If the parties cannot resolve their issues or only come to a mediated  agreement on some of the issues, they can submit their case to the  court and use the traditional judicial process to resolve any remaining  matters. But even a partial agreement can help save time and money by  allowing the parties to efficiently dispose of the issues they can agree  on.


The cooperative process requires the parties to agree to act in good  faith and work together in a collaborative, respectful manner to resolve  their issues. The parties also must agree to full and voluntary  disclosure of any information necessary to resolve the dispute,  including financial records.




I. Take advantage of any opportunity to settle whenever you end up in mediation, even if the “choice” to try was the result of an agency requirement, court rule, judicial order or a pre-dispute mediation agreement, rather than by the post-dispute decision of the parties or counsel.

A. If mandated, negotiate timing with other side and get the court’s approval if necessary.

B. If you’re uncertain of the experience or competency of the court’s panel of mediators, seriously consider locating – and paying for — a non-panel mediator.


Divorce can be very stressful in any case, but can be even more so in family law cases when so much is at stake. Taking  families out of this stressful environment and giving them the power to  dictate the terms of their own settlement can be so much more rewarding  for everyone involved.


In the state of Minnesota, it is your  responsibility to at least attempt to settle your case through the use  of ADR and a qualified neutral. The MN ADR Brochure is provided by the State of MN. It explains Alternative Dispute Resolution (ADR).


The way you and your spouse handle your divorce will have an enormous impact upon your children. If you argue and fight, their problems and pain will be magnified.
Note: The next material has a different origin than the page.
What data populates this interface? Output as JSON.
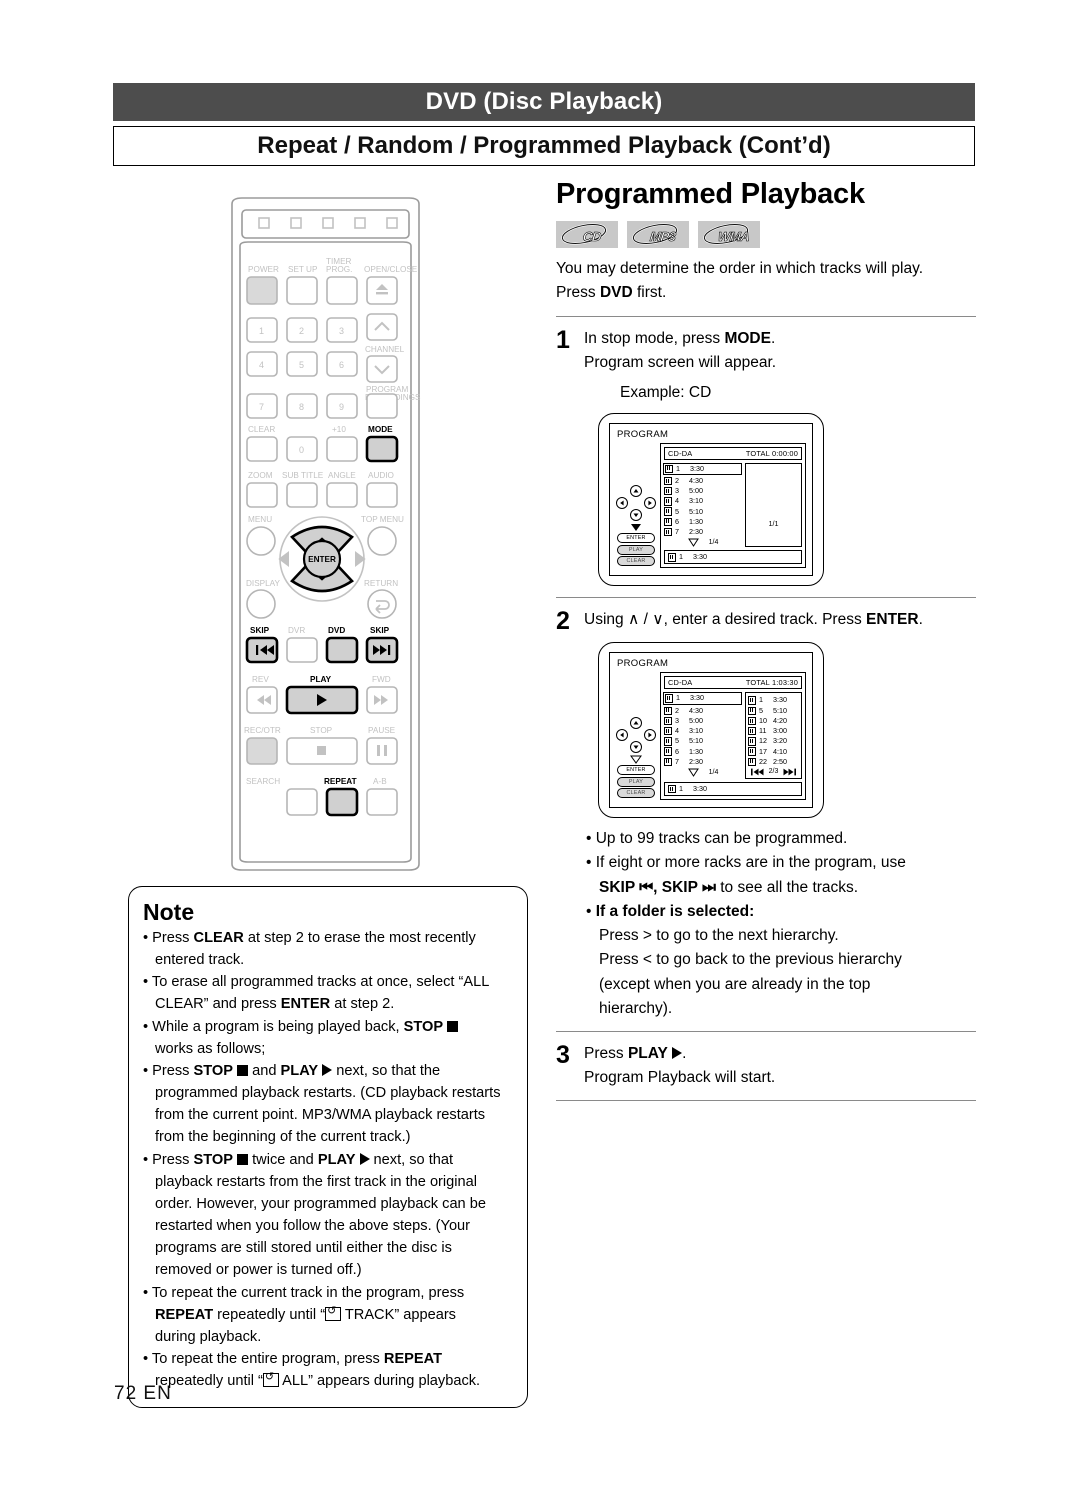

By acting reasonably, you can help your children through one of the most difficult events of their lives.


Posted By:

Jill Goldstein

Goldstein Mediation